Data records:
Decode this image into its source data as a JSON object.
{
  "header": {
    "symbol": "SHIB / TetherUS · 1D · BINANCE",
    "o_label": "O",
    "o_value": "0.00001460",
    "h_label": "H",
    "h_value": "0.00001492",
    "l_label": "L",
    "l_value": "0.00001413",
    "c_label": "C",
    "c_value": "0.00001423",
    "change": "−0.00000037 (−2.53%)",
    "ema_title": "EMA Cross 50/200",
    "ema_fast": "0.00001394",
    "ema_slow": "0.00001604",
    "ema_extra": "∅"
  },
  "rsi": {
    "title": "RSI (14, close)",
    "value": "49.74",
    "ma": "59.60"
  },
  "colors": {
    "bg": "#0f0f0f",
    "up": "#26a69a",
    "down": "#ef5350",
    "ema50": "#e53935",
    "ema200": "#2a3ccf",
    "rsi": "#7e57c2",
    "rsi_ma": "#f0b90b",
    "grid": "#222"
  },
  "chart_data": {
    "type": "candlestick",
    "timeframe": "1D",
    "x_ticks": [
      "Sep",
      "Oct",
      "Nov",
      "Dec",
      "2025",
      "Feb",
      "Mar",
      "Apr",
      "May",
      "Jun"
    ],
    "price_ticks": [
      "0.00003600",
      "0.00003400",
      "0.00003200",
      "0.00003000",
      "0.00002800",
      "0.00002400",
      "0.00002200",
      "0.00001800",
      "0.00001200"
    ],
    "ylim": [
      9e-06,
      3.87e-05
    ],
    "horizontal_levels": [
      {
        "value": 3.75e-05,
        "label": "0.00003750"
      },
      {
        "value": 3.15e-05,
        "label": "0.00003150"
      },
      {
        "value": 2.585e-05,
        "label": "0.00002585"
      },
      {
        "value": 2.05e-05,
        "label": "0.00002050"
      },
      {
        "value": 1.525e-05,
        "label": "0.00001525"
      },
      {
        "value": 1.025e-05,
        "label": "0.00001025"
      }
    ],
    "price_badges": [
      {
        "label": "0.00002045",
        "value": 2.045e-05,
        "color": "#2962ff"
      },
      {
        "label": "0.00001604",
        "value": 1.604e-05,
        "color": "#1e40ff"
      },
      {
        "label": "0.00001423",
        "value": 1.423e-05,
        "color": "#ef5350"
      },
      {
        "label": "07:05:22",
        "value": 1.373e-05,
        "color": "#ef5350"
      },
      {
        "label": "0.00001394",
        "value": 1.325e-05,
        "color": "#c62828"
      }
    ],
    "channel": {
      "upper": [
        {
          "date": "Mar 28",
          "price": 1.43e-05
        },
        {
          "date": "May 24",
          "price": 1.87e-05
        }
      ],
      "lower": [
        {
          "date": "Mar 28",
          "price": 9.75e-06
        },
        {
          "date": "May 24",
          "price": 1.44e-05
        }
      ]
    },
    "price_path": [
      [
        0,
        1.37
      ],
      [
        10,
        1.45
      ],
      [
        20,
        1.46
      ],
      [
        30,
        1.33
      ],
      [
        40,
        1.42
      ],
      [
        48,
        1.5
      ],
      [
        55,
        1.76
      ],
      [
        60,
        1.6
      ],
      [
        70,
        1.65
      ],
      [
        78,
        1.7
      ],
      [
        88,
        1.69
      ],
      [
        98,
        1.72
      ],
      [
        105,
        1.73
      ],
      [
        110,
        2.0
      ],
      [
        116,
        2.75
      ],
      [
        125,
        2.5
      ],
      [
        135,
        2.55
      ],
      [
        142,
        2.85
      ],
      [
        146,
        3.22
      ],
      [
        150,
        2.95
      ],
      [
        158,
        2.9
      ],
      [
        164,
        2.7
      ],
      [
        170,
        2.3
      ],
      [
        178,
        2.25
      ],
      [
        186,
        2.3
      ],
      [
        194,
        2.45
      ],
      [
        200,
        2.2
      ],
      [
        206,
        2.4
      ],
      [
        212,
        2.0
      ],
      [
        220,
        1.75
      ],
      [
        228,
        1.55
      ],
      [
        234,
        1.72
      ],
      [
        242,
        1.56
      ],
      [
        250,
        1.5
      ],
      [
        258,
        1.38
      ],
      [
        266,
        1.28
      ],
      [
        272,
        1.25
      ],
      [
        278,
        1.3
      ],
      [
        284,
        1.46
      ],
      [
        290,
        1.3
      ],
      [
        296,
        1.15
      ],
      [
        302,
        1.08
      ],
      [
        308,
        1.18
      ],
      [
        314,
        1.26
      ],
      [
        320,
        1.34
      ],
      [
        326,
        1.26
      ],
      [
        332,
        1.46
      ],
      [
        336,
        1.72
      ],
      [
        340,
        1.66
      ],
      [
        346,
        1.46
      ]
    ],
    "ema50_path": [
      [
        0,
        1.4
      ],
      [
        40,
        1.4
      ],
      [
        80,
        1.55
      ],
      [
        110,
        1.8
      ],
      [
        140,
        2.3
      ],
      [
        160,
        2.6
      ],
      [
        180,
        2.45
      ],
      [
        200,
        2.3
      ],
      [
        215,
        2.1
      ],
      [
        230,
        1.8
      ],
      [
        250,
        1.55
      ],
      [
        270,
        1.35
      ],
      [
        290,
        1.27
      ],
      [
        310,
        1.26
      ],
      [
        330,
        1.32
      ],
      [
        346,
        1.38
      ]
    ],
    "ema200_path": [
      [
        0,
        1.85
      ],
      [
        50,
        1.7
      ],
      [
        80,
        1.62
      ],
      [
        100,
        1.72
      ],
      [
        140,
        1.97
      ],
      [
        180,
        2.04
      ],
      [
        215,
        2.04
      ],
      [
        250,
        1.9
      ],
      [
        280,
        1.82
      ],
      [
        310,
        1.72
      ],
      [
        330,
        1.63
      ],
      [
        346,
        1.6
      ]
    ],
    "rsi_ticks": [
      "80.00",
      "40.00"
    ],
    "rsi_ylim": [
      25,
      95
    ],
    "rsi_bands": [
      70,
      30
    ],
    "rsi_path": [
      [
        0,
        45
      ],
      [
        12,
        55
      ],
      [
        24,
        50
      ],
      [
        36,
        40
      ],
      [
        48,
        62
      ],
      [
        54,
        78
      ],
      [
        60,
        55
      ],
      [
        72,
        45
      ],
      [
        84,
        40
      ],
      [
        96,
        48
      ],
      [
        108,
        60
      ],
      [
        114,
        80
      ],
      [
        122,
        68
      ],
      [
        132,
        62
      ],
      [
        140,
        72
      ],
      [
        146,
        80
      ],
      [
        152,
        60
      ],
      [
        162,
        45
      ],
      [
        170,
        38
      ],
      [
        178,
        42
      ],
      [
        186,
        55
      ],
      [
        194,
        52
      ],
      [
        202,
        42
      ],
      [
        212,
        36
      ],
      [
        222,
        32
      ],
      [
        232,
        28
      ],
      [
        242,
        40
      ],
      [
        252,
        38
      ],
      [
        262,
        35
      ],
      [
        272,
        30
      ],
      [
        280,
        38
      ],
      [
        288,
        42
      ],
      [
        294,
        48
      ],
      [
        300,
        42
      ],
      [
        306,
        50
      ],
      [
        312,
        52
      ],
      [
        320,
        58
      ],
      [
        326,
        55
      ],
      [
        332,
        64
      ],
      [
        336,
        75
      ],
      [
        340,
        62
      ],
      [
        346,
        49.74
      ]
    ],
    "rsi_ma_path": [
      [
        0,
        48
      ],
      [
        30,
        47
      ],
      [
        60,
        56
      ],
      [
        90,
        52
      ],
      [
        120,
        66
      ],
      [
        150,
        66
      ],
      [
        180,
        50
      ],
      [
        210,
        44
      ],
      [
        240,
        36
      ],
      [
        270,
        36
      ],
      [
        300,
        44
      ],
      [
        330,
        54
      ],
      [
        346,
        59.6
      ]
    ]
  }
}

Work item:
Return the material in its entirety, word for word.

The completed task:
Decode this image into its source data as a JSON object.
{
  "header": {
    "symbol": "SHIB / TetherUS · 1D · BINANCE",
    "o_label": "O",
    "o_value": "0.00001460",
    "h_label": "H",
    "h_value": "0.00001492",
    "l_label": "L",
    "l_value": "0.00001413",
    "c_label": "C",
    "c_value": "0.00001423",
    "change": "−0.00000037 (−2.53%)",
    "ema_title": "EMA Cross 50/200",
    "ema_fast": "0.00001394",
    "ema_slow": "0.00001604",
    "ema_extra": "∅"
  },
  "rsi": {
    "title": "RSI (14, close)",
    "value": "49.74",
    "ma": "59.60"
  },
  "colors": {
    "bg": "#0f0f0f",
    "up": "#26a69a",
    "down": "#ef5350",
    "ema50": "#e53935",
    "ema200": "#2a3ccf",
    "rsi": "#7e57c2",
    "rsi_ma": "#f0b90b",
    "grid": "#222"
  },
  "chart_data": {
    "type": "candlestick",
    "timeframe": "1D",
    "x_ticks": [
      "Sep",
      "Oct",
      "Nov",
      "Dec",
      "2025",
      "Feb",
      "Mar",
      "Apr",
      "May",
      "Jun"
    ],
    "price_ticks": [
      "0.00003600",
      "0.00003400",
      "0.00003200",
      "0.00003000",
      "0.00002800",
      "0.00002400",
      "0.00002200",
      "0.00001800",
      "0.00001200"
    ],
    "ylim": [
      9e-06,
      3.87e-05
    ],
    "horizontal_levels": [
      {
        "value": 3.75e-05,
        "label": "0.00003750"
      },
      {
        "value": 3.15e-05,
        "label": "0.00003150"
      },
      {
        "value": 2.585e-05,
        "label": "0.00002585"
      },
      {
        "value": 2.05e-05,
        "label": "0.00002050"
      },
      {
        "value": 1.525e-05,
        "label": "0.00001525"
      },
      {
        "value": 1.025e-05,
        "label": "0.00001025"
      }
    ],
    "price_badges": [
      {
        "label": "0.00002045",
        "value": 2.045e-05,
        "color": "#2962ff"
      },
      {
        "label": "0.00001604",
        "value": 1.604e-05,
        "color": "#1e40ff"
      },
      {
        "label": "0.00001423",
        "value": 1.423e-05,
        "color": "#ef5350"
      },
      {
        "label": "07:05:22",
        "value": 1.373e-05,
        "color": "#ef5350"
      },
      {
        "label": "0.00001394",
        "value": 1.325e-05,
        "color": "#c62828"
      }
    ],
    "channel": {
      "upper": [
        {
          "date": "Mar 28",
          "price": 1.43e-05
        },
        {
          "date": "May 24",
          "price": 1.87e-05
        }
      ],
      "lower": [
        {
          "date": "Mar 28",
          "price": 9.75e-06
        },
        {
          "date": "May 24",
          "price": 1.44e-05
        }
      ]
    },
    "price_path": [
      [
        0,
        1.37
      ],
      [
        10,
        1.45
      ],
      [
        20,
        1.46
      ],
      [
        30,
        1.33
      ],
      [
        40,
        1.42
      ],
      [
        48,
        1.5
      ],
      [
        55,
        1.76
      ],
      [
        60,
        1.6
      ],
      [
        70,
        1.65
      ],
      [
        78,
        1.7
      ],
      [
        88,
        1.69
      ],
      [
        98,
        1.72
      ],
      [
        105,
        1.73
      ],
      [
        110,
        2.0
      ],
      [
        116,
        2.75
      ],
      [
        125,
        2.5
      ],
      [
        135,
        2.55
      ],
      [
        142,
        2.85
      ],
      [
        146,
        3.22
      ],
      [
        150,
        2.95
      ],
      [
        158,
        2.9
      ],
      [
        164,
        2.7
      ],
      [
        170,
        2.3
      ],
      [
        178,
        2.25
      ],
      [
        186,
        2.3
      ],
      [
        194,
        2.45
      ],
      [
        200,
        2.2
      ],
      [
        206,
        2.4
      ],
      [
        212,
        2.0
      ],
      [
        220,
        1.75
      ],
      [
        228,
        1.55
      ],
      [
        234,
        1.72
      ],
      [
        242,
        1.56
      ],
      [
        250,
        1.5
      ],
      [
        258,
        1.38
      ],
      [
        266,
        1.28
      ],
      [
        272,
        1.25
      ],
      [
        278,
        1.3
      ],
      [
        284,
        1.46
      ],
      [
        290,
        1.3
      ],
      [
        296,
        1.15
      ],
      [
        302,
        1.08
      ],
      [
        308,
        1.18
      ],
      [
        314,
        1.26
      ],
      [
        320,
        1.34
      ],
      [
        326,
        1.26
      ],
      [
        332,
        1.46
      ],
      [
        336,
        1.72
      ],
      [
        340,
        1.66
      ],
      [
        346,
        1.46
      ]
    ],
    "ema50_path": [
      [
        0,
        1.4
      ],
      [
        40,
        1.4
      ],
      [
        80,
        1.55
      ],
      [
        110,
        1.8
      ],
      [
        140,
        2.3
      ],
      [
        160,
        2.6
      ],
      [
        180,
        2.45
      ],
      [
        200,
        2.3
      ],
      [
        215,
        2.1
      ],
      [
        230,
        1.8
      ],
      [
        250,
        1.55
      ],
      [
        270,
        1.35
      ],
      [
        290,
        1.27
      ],
      [
        310,
        1.26
      ],
      [
        330,
        1.32
      ],
      [
        346,
        1.38
      ]
    ],
    "ema200_path": [
      [
        0,
        1.85
      ],
      [
        50,
        1.7
      ],
      [
        80,
        1.62
      ],
      [
        100,
        1.72
      ],
      [
        140,
        1.97
      ],
      [
        180,
        2.04
      ],
      [
        215,
        2.04
      ],
      [
        250,
        1.9
      ],
      [
        280,
        1.82
      ],
      [
        310,
        1.72
      ],
      [
        330,
        1.63
      ],
      [
        346,
        1.6
      ]
    ],
    "rsi_ticks": [
      "80.00",
      "40.00"
    ],
    "rsi_ylim": [
      25,
      95
    ],
    "rsi_bands": [
      70,
      30
    ],
    "rsi_path": [
      [
        0,
        45
      ],
      [
        12,
        55
      ],
      [
        24,
        50
      ],
      [
        36,
        40
      ],
      [
        48,
        62
      ],
      [
        54,
        78
      ],
      [
        60,
        55
      ],
      [
        72,
        45
      ],
      [
        84,
        40
      ],
      [
        96,
        48
      ],
      [
        108,
        60
      ],
      [
        114,
        80
      ],
      [
        122,
        68
      ],
      [
        132,
        62
      ],
      [
        140,
        72
      ],
      [
        146,
        80
      ],
      [
        152,
        60
      ],
      [
        162,
        45
      ],
      [
        170,
        38
      ],
      [
        178,
        42
      ],
      [
        186,
        55
      ],
      [
        194,
        52
      ],
      [
        202,
        42
      ],
      [
        212,
        36
      ],
      [
        222,
        32
      ],
      [
        232,
        28
      ],
      [
        242,
        40
      ],
      [
        252,
        38
      ],
      [
        262,
        35
      ],
      [
        272,
        30
      ],
      [
        280,
        38
      ],
      [
        288,
        42
      ],
      [
        294,
        48
      ],
      [
        300,
        42
      ],
      [
        306,
        50
      ],
      [
        312,
        52
      ],
      [
        320,
        58
      ],
      [
        326,
        55
      ],
      [
        332,
        64
      ],
      [
        336,
        75
      ],
      [
        340,
        62
      ],
      [
        346,
        49.74
      ]
    ],
    "rsi_ma_path": [
      [
        0,
        48
      ],
      [
        30,
        47
      ],
      [
        60,
        56
      ],
      [
        90,
        52
      ],
      [
        120,
        66
      ],
      [
        150,
        66
      ],
      [
        180,
        50
      ],
      [
        210,
        44
      ],
      [
        240,
        36
      ],
      [
        270,
        36
      ],
      [
        300,
        44
      ],
      [
        330,
        54
      ],
      [
        346,
        59.6
      ]
    ]
  }
}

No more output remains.